Probation is widely used in Juvenile Court, as you might expect in a court where the primary reason for its existence is the rehabilitation of the youthful offender. The point usually is not just to dump the offender into juvenile detention, but work with him or her and the parents to resolve the issues that got him in trouble.
When a juvenile is found by the court (no right to jury trial here) to be “guilty” of the charged criminal offense, the Judge sustains the petition and gains jurisdiction over the juvenile’s life, in very extensive ways.
Juvenile Probation will have many terms and conditions in common with adult probation, such as requirements that the offender obey all laws, work to pay restitution to the victim, report to the officer, get the Officer’s permission for any change of address or job, and attend counseling or remedial classes for anger management, alcohol abuse, or drug abuse.
However, the Juvenile Probation Officer’s repertoire of tools is much broader than that. He can require the juvenile to attend a special school for problem youths so he or she gets specialized attention. He may be released to his parents with strict controls set not by the parents, but by the Probation Officer.

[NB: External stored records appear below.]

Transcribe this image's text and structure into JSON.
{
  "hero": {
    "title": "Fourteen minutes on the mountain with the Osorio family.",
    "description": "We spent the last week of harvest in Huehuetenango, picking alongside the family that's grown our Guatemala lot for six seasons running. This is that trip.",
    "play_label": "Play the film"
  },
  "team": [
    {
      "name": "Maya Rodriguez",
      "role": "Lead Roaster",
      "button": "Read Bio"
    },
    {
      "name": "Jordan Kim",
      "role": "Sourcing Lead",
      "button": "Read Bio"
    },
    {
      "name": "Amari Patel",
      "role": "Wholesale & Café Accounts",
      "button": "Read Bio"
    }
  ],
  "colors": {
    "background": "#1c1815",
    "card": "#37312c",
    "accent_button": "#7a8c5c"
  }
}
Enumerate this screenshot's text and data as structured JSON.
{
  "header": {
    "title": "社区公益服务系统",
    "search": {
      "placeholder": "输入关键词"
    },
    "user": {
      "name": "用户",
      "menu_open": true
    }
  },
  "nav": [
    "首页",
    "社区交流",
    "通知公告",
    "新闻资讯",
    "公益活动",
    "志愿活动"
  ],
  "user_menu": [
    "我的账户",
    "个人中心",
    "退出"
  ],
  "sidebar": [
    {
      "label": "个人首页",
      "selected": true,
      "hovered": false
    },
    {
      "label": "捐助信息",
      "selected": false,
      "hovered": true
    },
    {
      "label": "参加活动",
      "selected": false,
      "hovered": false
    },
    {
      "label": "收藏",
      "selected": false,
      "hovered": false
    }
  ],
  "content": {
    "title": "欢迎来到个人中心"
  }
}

These may include a curfew, strict bans against any association with specified individuals (and certainly with gangs), maintaining a job, reaching certain academic goals, and almost any other rules and limits that good parenting might impose in the first place. It is in a real sense that a juvenile becomes a “ward of the court,” as he virtually gets a new parent.
Suppose a juvenile gets into trouble, but his involvement was not overly serious, his parents seem capable and level headed, and the police do not feel that a full petition for wardship is necessary. In that case, they can bring the juvenile before a Juvenile Probation Officer for initial intake and counseling. The Officer may just talk to him or her with the parents present, or assist them in maintaining better control over their child. This is not actually being “on probation,” but it is useful and sufficient in many cases and avoids bringing the juvenile into the legal process.